I’ve been thinking a lot recently about the Talent Tipping Point, and what this might be for different organisations. What I mean by this is the number of connections an organisation needs to reach the point of having all the message points they need to fill all of their future hiring needs. This need not be in a formal way via an organised talent network, it might also include social media connections such as fans of the Facebook career page, followers on Twitter or a LinkedIn page. All of these data points are searchable, which simplifies segmenting data, matching to content and jobs, and relevant messaging.
When we consider all of the data points that might be open to recruiters:
1) Current employees for internal mobility. All of the source of hire reports indicate internal mobility and promotions as the number one source. When employee data is retained in the CRM for matching and access by recruiters without the need for permission, and employees are made aware of every relevant opportunity.
2) Ex-employees for boomerang hires. As attitudes are changing to rehiring, organisations are increasing their percentage of rehire’s. This provides another pool of data within the CRM for recruiters, and increased connections. Ex-employee data is valuable because past performance, conduct, skills and achievements are known.
3) Social referral data. Modern referral technology such as RolePoint, (Disclosure: I serve as the lead advisor to RolePoint), enable recruiters to match opted in employees social media and other connections with content and new opportunities. When we consider that the average employee will have 125 Facebook friends, and 240 LinkedIn connections, it is easy to see the potential of gaining access to this data, with the opportunity for matching and messaging.
4) Previous applicants. Consider the high volume of applicants who have shown an interest in the company in the past. When this data is organised for search and retrieval, (rather than simply storage), this provides a huge pool of qualified data of people, some of whom will have already been met and assessed. When the candidate experience has been a good one regardless of the outcome, there could well be an interest in reapplying for the right opportunity.
5) Friends, fans and followers. Individuals are increasingly connecting with companies via LinkedIn and other social pages, Fan pages, Twitter accounts etc. The numbers will increase, and whilst there may be some attrition in connections as people choose to disconnect, other branding activity will bring in new people. This will also include people who choose to sign up for a talent network to keep in touch, in the same way as they might follow a company page.
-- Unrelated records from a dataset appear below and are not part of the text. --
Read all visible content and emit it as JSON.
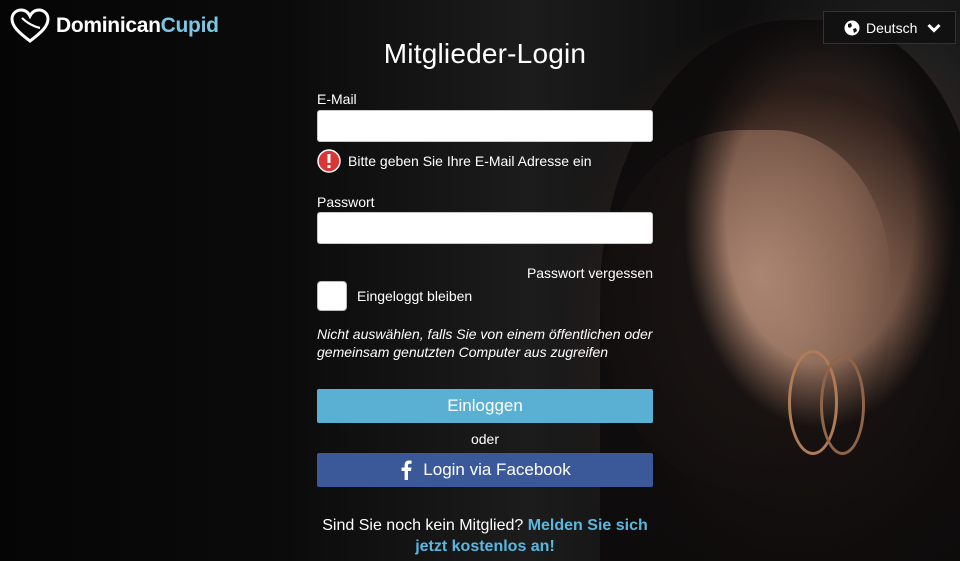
{
  "brand": {
    "name_part1": "Dominican",
    "name_part2": "Cupid",
    "logo_icon": "heart-logo-icon",
    "accent_color": "#7cc6e4"
  },
  "language": {
    "selected": "Deutsch",
    "icon": "globe-icon"
  },
  "login": {
    "title": "Mitglieder-Login",
    "email_label": "E-Mail",
    "email_value": "",
    "email_error": "Bitte geben Sie Ihre E-Mail Adresse ein",
    "password_label": "Passwort",
    "password_value": "",
    "forgot_password": "Passwort vergessen",
    "remember_label": "Eingeloggt bleiben",
    "remember_checked": false,
    "remember_note": "Nicht auswählen, falls Sie von einem öffentlichen oder gemeinsam genutzten Computer aus zugreifen",
    "login_button": "Einloggen",
    "or_text": "oder",
    "facebook_button": "Login via Facebook",
    "login_button_color": "#5ab0d2",
    "facebook_button_color": "#3b5998"
  },
  "signup": {
    "prompt": "Sind Sie noch kein Mitglied? ",
    "link": "Melden Sie sich jetzt kostenlos an!"
  }
}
When we look at these five data sets and consider the volume and relevance of connections, it is easy to see the potential for reaching a Talent Tipping Point of all the connections you are ever likely to need for future recruiting. If we can identify this point, (including relevant skills), backed up with technology for accurate and timely data retrieval in real-time, analytics, data mapping for succession planning and workforce analytics, and relevant messaging, then the focus of the talent acquisition team takes on a new dimension. Hit the tipping point of connections (and you may already be there), and its all about maintenance of relationships and cleanliness of data over new talent attraction.